Synonyms: , perfume odorize Scent the air with burning sage before you begin your meditation.
, 1685 John Dryden, “The Epithalamium of Helen and Menelaus”, in Sylvæ, or, The Second Part of Poetical Miscellanies , London: Jacob Tonson, page  105: Balm, from a Silver box distill’d around, / Shall all bedew the roots and scent the sacred ground;
, 1796 John Gabriel Stedman, chapter 25, in Narrative of a Five Years’ Expedition , volume 2, London: J. Johnson & J. Edwards, page  235: [Vanilla pods] have a fat rich aromatic taste, and most agreeable flavour; on which account they are used to scent the chocolate.
December – 1860 1861 August, Charles Dickens, chapter VII, in , volume III, London: Great Expectations [ … ] Chapman and Hall, [ … ] , published October 1861, , →OCLC page : 103 [… ] the air [… ] was scented, not disagreeably, by the chips and shavings of the long-shore boat-builders, and mast oar and block makers. , 1999 Ahdaf Soueif, chapter 18, in The Map of Love , London: Bloomsbury, page  300: You adorn yourself and scent yourself and sit with him in a comfortable way—
To have a smell; ( intransitive , obsolete ) to give an ( figuratively ) impression ( of something).
, C[aius] Plinius Secundus [ 1601 i.e., Pliny the Elder], “[Book XXXV.] 15.”, in Philemon Holland, transl., , 2nd tome, London: The Historie of the World. Commonly Called, The Naturall Historie of C. Plinius Secundus. [ … ] [ … ] Adam Islip, published 1635, , →OCLC page : 557 Thunderbolts & lightnings [… ] do sent strongly of brimstone:
1647, John Fletcher and Philip Massinger, Act The False One, III, Scene 2, in Fifty Comedies and Tragedies, London: John Martyn et al., p. 325,

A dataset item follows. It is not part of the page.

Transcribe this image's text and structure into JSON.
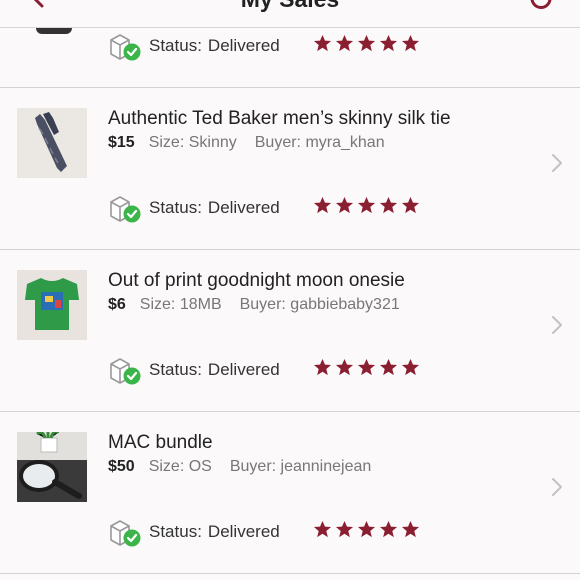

 I smell him now: fie, how the Knave perfumes him, / How strong he scents of Traitor? , 1647 Thomas Fuller, The Cause and Cure of a Wounded Conscience , London: John Williams, Dialogue 21, page  154: though praying for a wounded Conscience may seemingly scent of pretended humility, it doth really and rankly savour of pride, To hunt animals by means of the sense of smell.
Derived terms [ edit ]
Translations [ edit ]
Translations to be checked
Anagrams [ edit ]